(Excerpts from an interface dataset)
══════
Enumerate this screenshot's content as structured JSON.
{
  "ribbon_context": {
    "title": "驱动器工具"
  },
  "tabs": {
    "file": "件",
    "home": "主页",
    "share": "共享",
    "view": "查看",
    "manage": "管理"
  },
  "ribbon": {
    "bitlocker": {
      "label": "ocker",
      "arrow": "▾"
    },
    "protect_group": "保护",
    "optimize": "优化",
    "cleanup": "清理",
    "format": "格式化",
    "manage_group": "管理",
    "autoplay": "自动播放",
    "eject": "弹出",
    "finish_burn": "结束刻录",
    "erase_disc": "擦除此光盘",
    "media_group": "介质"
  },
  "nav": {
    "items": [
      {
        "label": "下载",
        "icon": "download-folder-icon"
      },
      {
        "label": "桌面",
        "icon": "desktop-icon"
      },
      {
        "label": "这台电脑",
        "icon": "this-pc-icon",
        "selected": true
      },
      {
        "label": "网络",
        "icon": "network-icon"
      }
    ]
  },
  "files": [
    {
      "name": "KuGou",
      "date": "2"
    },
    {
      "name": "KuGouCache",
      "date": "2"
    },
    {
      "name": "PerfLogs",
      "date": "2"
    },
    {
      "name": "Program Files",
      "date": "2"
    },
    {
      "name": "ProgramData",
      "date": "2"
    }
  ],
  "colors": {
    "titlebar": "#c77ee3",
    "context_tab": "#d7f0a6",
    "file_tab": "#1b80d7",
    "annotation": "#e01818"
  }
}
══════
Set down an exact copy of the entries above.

Enumerate this screenshot's content as structured JSON.
{
  "ribbon_context": {
    "title": "驱动器工具"
  },
  "tabs": {
    "file": "件",
    "home": "主页",
    "share": "共享",
    "view": "查看",
    "manage": "管理"
  },
  "ribbon": {
    "bitlocker": {
      "label": "ocker",
      "arrow": "▾"
    },
    "protect_group": "保护",
    "optimize": "优化",
    "cleanup": "清理",
    "format": "格式化",
    "manage_group": "管理",
    "autoplay": "自动播放",
    "eject": "弹出",
    "finish_burn": "结束刻录",
    "erase_disc": "擦除此光盘",
    "media_group": "介质"
  },
  "nav": {
    "items": [
      {
        "label": "下载",
        "icon": "download-folder-icon"
      },
      {
        "label": "桌面",
        "icon": "desktop-icon"
      },
      {
        "label": "这台电脑",
        "icon": "this-pc-icon",
        "selected": true
      },
      {
        "label": "网络",
        "icon": "network-icon"
      }
    ]
  },
  "files": [
    {
      "name": "KuGou",
      "date": "2"
    },
    {
      "name": "KuGouCache",
      "date": "2"
    },
    {
      "name": "PerfLogs",
      "date": "2"
    },
    {
      "name": "Program Files",
      "date": "2"
    },
    {
      "name": "ProgramData",
      "date": "2"
    }
  ],
  "colors": {
    "titlebar": "#c77ee3",
    "context_tab": "#d7f0a6",
    "file_tab": "#1b80d7",
    "annotation": "#e01818"
  }
}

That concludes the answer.